Expats are becoming mortgage prisoners in the UK as banks and building societies are turning them away.
Refinancing a home or investing in a buy to let property is becoming harder as mortgage lenders tighten affordability tests under orders from the Bank of England.
The controls are leaving many expats with property in the UK unable to remortgage to better rates.
British homes are also popular investments for buy to let landlords as they produce a reliable monthly income and a capital gain as values increase.
But affordability changes have left many expats out in the cold even though they may have enough cash for a deposit to buy.
Locked out of market
Instead of asking for the monthly rent to exceed an interest only mortgage payment of 5% by 125%, lenders now want to see the rent cover the mortgage payment by 145%.

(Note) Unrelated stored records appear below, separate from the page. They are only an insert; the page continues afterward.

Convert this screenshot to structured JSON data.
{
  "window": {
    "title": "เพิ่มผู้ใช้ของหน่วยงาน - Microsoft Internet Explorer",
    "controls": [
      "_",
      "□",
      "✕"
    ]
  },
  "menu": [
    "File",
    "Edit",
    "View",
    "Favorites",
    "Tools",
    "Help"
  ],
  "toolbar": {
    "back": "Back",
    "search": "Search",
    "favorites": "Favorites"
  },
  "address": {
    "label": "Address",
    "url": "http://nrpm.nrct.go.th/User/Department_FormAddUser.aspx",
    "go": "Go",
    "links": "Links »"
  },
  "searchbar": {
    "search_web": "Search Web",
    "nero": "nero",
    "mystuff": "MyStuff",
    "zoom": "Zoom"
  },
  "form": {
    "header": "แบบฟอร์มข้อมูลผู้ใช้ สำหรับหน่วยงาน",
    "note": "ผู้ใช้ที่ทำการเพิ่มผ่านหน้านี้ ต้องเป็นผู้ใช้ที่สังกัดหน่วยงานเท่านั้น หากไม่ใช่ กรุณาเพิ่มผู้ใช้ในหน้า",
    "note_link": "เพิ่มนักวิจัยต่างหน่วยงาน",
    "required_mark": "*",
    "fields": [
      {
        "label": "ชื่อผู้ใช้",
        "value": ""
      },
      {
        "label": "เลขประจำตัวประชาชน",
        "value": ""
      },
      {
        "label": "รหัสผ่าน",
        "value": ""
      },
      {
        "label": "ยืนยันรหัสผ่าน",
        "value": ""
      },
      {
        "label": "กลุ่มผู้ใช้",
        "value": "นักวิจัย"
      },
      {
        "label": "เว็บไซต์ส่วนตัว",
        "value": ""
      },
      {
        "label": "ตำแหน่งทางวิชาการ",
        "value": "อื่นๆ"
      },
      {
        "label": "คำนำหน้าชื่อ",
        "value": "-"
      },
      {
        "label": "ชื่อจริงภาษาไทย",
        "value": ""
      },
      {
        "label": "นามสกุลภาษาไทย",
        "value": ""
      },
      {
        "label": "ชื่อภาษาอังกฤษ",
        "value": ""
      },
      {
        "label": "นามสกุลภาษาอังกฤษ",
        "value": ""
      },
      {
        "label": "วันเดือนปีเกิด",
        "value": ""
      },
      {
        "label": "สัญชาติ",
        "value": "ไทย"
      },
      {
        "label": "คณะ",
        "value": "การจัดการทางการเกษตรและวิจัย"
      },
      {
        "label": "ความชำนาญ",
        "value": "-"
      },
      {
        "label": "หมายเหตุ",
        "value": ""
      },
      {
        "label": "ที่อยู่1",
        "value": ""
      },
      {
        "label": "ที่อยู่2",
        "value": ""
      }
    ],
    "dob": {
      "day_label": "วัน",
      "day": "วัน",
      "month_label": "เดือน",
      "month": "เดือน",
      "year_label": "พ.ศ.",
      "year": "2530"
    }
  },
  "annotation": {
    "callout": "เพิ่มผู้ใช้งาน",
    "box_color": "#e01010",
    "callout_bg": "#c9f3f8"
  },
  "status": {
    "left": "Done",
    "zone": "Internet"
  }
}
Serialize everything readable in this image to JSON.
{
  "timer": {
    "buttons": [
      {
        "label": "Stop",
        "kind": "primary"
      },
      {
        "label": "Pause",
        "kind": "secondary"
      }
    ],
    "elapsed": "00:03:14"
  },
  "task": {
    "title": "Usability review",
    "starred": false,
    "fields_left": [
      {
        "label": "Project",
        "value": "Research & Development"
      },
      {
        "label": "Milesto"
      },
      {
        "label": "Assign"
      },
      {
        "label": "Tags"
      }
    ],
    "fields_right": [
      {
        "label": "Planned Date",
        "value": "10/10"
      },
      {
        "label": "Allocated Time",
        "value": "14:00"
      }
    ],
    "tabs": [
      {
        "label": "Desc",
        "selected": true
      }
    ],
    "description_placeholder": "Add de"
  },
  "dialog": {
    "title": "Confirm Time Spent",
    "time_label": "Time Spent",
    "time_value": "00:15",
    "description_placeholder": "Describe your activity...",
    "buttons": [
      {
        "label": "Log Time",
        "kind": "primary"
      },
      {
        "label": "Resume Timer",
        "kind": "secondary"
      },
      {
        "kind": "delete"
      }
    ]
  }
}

Thousands of buy to let landlords are locked out of remortgaging by the move as their rents covered mortgage requirements when they bought the property up to a decade ago, but no longer do so.
“Foreign nationals from the Middle East, Asia, Europe and the US. as well as British expats residing in those destinations are a hugely important demographic for the UK’s property market.
“Quite sensibly, they view British property as a safe haven asset and, due to the relative weakness of the pound, it has become more attractive in recent times,” said Darren Mead, head of mortgages with expat mortgage broker and IFA deVere Group.
“In our experience these buyers, without seeking quality advice first, are finding it increasingly difficult to purchase property in the UK, often being turned away by mainstream, high street lenders.
“Expats have been typically deemed as ‘higher risk’ by UK lenders, even if they have substantial assets and a high salary.”
Mead explained that expats applying for mortgages may be unaware of the affordability changes and approach lenders who will reject their applications.
“It is therefore highly recommended that expats and overseas buyers looking to buy property in the UK seek advice from cross-border specialists who have well-established relationships with UK lenders. They will be best-placed to help clients meet the stringent criteria in what is becoming an increasingly strict mortgage environment,” he said.